Suburban Life Publications

Tax holiday benefits politicians more than taxpayers

Thursday, August 12, 2010

Western suburbs — If a reality TV show were based on how legislators conduct business in Springfield, nobody would believe it. The utter implausibility of government operations is laughable. But the real joke is on us.

A sales tax holiday that began Aug. 6 is a good example of how opportunistic our elected officials have become. The event is waiving the 5 percent state sales tax on back-to-school clothes and supplies through Aug. 15, provided they are genuinely used by students.

Each year, the Illinois Department of Revenue says, between $800 million and $1.2 billion is spent on back-to-school gear. So, a 5 percent break on these costs would result in a savings of between $40 million to $60 million, the department claims.

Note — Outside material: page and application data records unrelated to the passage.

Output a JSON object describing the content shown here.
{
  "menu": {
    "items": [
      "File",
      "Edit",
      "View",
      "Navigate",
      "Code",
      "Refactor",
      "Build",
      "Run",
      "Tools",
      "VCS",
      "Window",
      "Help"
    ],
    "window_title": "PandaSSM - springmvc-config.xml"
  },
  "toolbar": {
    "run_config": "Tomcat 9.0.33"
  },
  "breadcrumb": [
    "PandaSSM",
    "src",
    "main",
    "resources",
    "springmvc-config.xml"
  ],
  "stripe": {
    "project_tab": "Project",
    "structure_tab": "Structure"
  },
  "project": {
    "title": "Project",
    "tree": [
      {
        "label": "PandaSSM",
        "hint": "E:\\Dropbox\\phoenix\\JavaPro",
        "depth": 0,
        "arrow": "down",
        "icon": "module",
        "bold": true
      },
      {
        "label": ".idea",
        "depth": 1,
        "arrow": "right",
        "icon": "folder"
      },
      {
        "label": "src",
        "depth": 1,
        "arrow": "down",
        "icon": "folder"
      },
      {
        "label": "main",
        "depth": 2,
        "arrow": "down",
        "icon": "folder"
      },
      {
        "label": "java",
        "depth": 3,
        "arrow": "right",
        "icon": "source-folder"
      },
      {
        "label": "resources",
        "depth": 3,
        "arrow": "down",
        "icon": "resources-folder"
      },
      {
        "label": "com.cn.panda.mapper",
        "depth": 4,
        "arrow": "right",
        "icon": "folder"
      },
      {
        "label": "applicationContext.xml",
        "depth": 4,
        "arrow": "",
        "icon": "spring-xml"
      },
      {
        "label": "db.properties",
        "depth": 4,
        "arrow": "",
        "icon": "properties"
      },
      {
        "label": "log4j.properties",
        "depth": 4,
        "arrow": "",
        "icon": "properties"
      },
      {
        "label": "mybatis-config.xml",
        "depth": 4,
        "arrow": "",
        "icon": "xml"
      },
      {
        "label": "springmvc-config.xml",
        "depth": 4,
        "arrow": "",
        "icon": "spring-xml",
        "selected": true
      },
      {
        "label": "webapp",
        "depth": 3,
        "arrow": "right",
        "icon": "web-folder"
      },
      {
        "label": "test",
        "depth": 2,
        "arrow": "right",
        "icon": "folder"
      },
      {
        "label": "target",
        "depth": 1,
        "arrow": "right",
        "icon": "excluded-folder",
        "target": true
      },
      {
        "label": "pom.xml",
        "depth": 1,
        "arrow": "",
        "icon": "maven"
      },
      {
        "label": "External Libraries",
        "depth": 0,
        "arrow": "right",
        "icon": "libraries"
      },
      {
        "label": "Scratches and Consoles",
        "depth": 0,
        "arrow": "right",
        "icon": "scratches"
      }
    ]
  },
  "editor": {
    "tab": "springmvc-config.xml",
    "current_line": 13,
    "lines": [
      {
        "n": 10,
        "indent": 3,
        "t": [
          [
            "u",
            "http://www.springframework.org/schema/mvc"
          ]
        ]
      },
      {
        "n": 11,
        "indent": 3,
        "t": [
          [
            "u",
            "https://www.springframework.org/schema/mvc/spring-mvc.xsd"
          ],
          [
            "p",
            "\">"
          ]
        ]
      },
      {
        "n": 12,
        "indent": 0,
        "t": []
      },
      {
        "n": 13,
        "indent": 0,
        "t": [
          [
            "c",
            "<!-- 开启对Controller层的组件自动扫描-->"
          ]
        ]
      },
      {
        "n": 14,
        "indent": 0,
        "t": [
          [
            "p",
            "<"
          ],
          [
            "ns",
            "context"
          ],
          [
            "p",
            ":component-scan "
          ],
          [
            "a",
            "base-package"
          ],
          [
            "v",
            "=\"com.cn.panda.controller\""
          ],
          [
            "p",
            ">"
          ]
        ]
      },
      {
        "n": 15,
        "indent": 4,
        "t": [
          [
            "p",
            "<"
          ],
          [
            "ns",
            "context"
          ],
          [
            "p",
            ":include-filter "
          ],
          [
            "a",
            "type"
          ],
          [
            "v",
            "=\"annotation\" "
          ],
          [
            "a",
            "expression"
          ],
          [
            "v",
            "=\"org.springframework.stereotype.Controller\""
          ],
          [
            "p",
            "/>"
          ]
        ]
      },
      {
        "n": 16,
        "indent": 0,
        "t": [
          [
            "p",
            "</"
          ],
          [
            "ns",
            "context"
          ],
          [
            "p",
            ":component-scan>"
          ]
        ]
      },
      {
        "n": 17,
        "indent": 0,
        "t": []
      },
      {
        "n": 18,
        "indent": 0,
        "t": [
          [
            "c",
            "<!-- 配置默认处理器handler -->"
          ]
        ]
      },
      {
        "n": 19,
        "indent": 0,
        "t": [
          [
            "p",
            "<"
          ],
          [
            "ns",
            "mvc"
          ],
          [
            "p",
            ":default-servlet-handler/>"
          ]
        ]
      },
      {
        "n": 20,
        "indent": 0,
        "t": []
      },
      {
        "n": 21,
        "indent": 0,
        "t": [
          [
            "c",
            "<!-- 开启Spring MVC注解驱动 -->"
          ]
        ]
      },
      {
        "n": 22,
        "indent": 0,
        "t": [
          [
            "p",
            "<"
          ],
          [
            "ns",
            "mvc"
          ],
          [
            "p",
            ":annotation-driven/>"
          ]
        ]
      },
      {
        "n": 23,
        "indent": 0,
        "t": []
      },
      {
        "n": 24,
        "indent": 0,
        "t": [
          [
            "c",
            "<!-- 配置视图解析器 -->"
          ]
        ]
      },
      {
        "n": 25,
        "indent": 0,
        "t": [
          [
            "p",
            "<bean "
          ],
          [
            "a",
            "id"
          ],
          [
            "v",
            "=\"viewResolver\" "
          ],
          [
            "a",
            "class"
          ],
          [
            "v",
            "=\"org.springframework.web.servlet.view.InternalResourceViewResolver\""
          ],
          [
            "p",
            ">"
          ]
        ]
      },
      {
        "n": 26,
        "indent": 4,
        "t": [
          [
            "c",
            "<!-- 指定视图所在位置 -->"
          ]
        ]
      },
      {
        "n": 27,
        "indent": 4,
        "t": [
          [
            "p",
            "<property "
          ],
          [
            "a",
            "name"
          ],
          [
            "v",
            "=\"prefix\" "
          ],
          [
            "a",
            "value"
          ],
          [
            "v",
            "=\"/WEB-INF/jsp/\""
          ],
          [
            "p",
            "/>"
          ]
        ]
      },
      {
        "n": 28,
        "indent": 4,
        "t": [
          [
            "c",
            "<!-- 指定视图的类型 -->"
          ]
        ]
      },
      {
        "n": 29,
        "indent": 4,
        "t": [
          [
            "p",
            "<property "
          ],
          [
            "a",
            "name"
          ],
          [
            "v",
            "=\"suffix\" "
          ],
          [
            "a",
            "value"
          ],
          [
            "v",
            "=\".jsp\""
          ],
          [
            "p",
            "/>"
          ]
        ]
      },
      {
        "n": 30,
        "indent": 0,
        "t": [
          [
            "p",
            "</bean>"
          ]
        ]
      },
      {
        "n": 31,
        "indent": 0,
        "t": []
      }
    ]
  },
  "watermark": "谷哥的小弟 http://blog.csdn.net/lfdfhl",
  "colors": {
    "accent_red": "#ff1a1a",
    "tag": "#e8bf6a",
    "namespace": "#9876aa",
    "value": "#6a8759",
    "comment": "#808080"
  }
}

Putting this money back into the pockets of struggling taxpayers is a popular idea, but a deeper look at the numbers reveals that the savings are pretty minuscule. A family would save a mere $5 for every $100 spent, and the total tax savings claimed by the state would occur only if shoppers squeeze all their purchases into 10 days.

This gimmick is being touted at a time when the state refuses to make good on its financial commitments to schools and social service agencies. Nobody has yet explained how the government will compensate for this revenue loss. Meanwhile, how will stores be able to tell which school supplies are actually being bought for students and which of those same items are just being purchased by discount-seekers?

Gov. Pat Quinn proposed this same scheme last year, but legislators tabled it while citing the state’s huge budget deficit. Last year, the deficit was between $9 billion and $11 billion. This year, it’s said to be about $13 billion.

Aside from a larger deficit, what has changed that now makes lawmakers more sensitive to the needs of cash-strapped residents? Well, there’s an election coming up.

That could just be a coincidence, mind you. But expecting voters to believe there’s no connection, well, that’s a plot nobody would dream up.